■ What the exercise asks: In the material below, find each line with the string "label" and copy it.

■ Data provided:
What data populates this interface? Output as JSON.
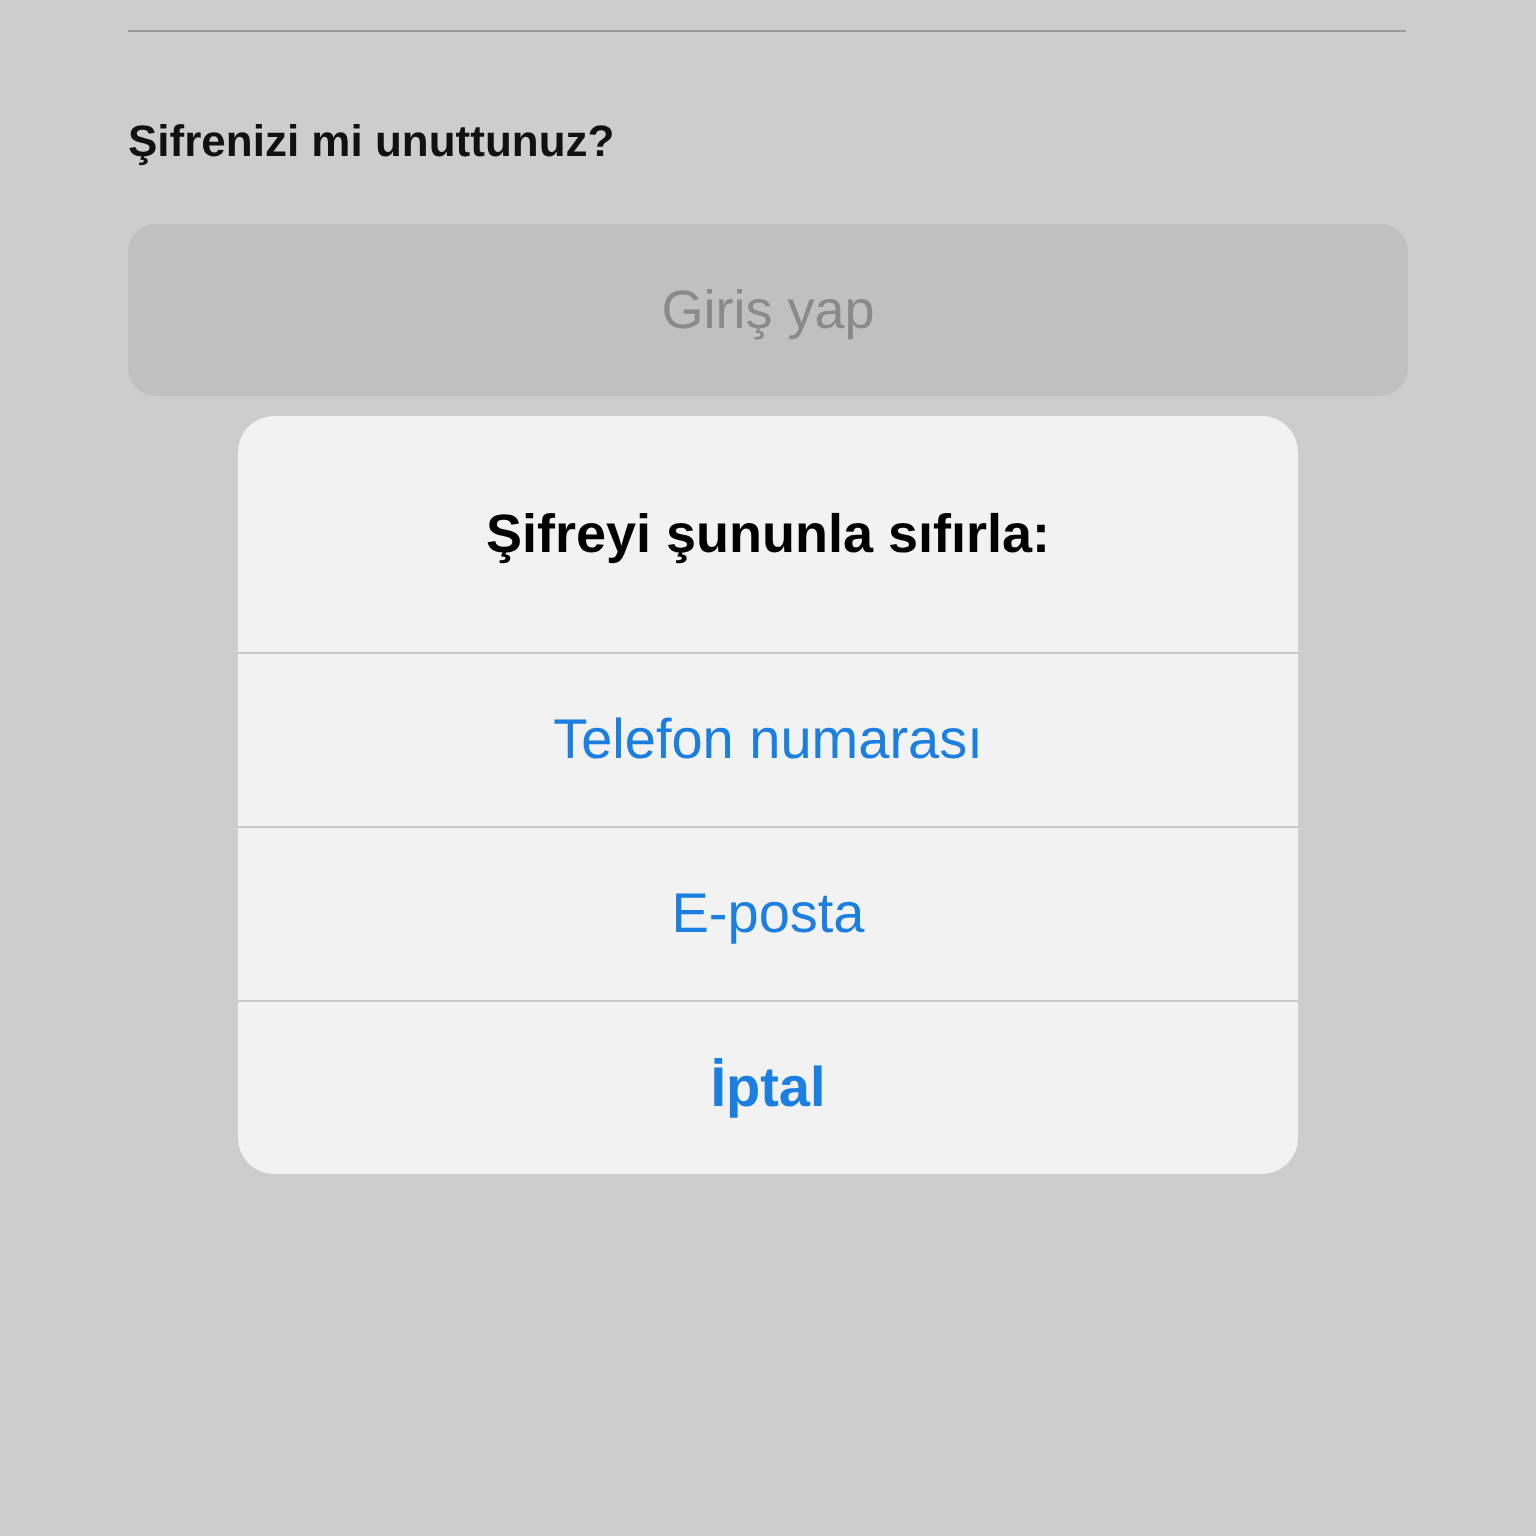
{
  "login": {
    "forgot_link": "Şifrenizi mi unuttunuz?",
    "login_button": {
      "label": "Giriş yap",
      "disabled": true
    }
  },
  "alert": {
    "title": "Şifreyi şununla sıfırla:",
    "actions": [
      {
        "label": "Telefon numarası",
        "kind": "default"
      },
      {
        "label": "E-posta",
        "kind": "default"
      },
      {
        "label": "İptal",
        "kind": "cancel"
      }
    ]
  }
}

■ Completed task:
      "label": "Giriş yap",
        "label": "Telefon numarası",
        "label": "E-posta",
        "label": "İptal",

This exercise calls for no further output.